- "Go see this movie if you have ever cringed over an outsider's misinterpretation of island culture. Go see this movie if you have ever cried over the systemic injustice visited upon poor, honest families. Go see this movie if your heart needs to hear that justice can prevail and that a force greater than all of us is watching and keeping score. Go see this movie if you want to be reminded that hard work leads to success. Go see this movie."
A reviewer from the Seattle Weekly wrote:
- "The film is weak in conventional narrative and production values. [...] Yet that very authenticity is what gives Land its power. Hereniko captures the everyday texture of Polynesian life: the clan connections that make nobody want to rock the boat [...], the tension between pagan and Christian beliefs, the power of ancient stories and rituals. [...] Land reminds us of the power of film to take us to another world."
The Land Has Eyes received the "Best Overall Entry" award at the 2005 Wairoa Maori Film Festival, and the "Best Dramatic Feature" award at the 2004 Toronto ImagineNative Film & Media Arts Festival.
- "Fijian Film", ABC Radio Australia
- Plot synopsis on the film's official website
- "Production", official website
- "The Cast", official website
- "The Land Has Eyes" (review), Tim Appelo, Seattle Weekly, April 12, 2006
- "The Land Has Eyes at film festivals and special events", official website
- "Hearty praise goes to isle filmmaker", Star Bulletin, December 5, 2003
- "Hawai'i contingent helps heat up Sundance festival", Don Brown, Honolulu Advertiser, January 21, 2004
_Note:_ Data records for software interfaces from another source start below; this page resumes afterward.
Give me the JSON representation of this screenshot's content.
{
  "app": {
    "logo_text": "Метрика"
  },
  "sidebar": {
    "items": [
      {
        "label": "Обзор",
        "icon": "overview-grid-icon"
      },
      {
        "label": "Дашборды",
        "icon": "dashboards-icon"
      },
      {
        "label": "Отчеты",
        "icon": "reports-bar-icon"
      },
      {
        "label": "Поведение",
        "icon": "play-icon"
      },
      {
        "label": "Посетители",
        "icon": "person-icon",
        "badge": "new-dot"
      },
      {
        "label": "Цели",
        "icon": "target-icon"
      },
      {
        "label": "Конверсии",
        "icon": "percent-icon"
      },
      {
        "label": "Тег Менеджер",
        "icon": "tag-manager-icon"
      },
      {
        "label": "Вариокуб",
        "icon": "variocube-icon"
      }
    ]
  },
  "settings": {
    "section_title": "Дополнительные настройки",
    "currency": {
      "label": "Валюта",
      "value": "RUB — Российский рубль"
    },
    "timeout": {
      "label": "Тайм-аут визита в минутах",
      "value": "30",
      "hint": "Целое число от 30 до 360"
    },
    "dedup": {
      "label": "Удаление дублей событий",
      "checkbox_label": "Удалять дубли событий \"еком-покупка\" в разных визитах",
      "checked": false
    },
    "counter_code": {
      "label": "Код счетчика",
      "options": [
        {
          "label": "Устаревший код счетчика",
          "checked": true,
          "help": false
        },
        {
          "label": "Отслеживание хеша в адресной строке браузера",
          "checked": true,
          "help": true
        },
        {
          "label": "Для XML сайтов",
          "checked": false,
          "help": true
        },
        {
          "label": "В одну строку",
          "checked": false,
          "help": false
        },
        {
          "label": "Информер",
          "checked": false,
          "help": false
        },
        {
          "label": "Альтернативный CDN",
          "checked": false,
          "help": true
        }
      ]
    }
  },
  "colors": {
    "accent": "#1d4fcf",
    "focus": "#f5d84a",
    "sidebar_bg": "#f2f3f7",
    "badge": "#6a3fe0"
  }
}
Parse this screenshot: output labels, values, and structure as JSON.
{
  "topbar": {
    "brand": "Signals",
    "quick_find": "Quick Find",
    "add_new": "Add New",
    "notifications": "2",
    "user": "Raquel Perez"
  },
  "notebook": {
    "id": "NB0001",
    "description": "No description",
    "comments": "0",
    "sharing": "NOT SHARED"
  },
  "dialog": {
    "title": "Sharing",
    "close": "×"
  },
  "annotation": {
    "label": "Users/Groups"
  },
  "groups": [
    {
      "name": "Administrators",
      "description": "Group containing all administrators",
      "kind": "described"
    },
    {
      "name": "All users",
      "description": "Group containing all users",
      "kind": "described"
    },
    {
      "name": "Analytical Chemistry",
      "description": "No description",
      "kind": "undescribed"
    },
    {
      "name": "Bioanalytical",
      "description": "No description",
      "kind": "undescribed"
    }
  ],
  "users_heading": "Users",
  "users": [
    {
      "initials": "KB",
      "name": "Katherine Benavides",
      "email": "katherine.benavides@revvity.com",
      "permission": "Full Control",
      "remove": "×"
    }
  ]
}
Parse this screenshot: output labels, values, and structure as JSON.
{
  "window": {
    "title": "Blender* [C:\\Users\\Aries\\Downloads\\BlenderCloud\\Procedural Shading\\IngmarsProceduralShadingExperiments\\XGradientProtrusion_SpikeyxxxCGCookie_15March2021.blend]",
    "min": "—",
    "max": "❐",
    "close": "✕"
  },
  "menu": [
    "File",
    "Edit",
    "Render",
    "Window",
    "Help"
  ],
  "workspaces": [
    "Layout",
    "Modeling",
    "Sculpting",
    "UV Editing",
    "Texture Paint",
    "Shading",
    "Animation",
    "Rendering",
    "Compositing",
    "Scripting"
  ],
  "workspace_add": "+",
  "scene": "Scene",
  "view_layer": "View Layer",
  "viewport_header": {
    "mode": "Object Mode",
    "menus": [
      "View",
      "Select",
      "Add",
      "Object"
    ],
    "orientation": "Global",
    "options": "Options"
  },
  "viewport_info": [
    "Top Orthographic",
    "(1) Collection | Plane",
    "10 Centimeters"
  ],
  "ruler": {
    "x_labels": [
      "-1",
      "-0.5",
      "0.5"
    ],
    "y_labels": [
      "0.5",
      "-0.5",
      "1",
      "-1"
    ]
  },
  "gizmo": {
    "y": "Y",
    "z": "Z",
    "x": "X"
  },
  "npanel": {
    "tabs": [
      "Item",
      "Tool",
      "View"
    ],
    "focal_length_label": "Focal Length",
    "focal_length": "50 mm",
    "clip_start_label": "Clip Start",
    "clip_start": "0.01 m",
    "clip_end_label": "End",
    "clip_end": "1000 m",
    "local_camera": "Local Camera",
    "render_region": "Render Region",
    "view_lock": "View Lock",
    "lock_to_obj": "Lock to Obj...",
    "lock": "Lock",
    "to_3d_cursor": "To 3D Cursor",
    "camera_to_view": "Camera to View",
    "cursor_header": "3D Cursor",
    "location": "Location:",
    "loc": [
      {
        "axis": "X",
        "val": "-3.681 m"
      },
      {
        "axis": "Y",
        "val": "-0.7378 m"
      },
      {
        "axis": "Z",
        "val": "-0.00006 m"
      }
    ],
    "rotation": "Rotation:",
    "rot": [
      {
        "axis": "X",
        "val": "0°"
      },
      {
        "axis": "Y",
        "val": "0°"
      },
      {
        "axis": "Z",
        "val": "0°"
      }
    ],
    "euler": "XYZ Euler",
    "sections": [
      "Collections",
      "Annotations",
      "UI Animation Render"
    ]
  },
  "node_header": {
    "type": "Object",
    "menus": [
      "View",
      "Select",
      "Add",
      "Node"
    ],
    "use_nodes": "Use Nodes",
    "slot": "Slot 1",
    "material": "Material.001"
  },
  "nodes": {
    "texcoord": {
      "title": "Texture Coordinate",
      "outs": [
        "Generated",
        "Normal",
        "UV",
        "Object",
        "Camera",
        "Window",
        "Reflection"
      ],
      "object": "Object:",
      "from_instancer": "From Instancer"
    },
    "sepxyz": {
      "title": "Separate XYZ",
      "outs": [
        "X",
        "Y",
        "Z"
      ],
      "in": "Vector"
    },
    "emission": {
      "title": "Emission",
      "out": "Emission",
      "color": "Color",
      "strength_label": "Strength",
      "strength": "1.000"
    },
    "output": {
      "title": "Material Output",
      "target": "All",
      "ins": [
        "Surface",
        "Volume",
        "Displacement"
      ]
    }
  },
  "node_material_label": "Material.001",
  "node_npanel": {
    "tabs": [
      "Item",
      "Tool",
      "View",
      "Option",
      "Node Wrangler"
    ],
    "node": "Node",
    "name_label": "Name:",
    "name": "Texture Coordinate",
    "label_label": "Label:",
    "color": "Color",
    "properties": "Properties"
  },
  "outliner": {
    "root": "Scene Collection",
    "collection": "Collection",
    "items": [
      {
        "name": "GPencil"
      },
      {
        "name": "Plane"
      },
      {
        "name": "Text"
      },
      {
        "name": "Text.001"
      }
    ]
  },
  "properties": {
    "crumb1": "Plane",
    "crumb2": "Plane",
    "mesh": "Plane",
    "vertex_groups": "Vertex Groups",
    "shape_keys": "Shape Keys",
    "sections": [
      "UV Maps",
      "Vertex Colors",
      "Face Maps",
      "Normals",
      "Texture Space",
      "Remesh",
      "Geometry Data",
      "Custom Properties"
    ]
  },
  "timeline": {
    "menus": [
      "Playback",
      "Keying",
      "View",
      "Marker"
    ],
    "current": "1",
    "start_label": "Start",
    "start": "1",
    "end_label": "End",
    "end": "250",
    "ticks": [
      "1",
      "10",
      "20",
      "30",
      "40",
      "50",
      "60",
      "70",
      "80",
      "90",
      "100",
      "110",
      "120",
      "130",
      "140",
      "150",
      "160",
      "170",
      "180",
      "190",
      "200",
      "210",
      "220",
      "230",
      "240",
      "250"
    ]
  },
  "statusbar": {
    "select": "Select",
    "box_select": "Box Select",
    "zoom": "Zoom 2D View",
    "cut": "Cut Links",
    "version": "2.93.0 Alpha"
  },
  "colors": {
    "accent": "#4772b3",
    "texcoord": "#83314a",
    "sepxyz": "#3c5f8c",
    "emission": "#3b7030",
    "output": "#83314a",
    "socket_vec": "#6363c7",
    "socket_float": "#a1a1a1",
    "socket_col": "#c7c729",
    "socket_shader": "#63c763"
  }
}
- "A 'go see' movie that leaves you feeling good", Lee Cataluna, Honolulu Advertiser, March 20, 2005
- Official website homepage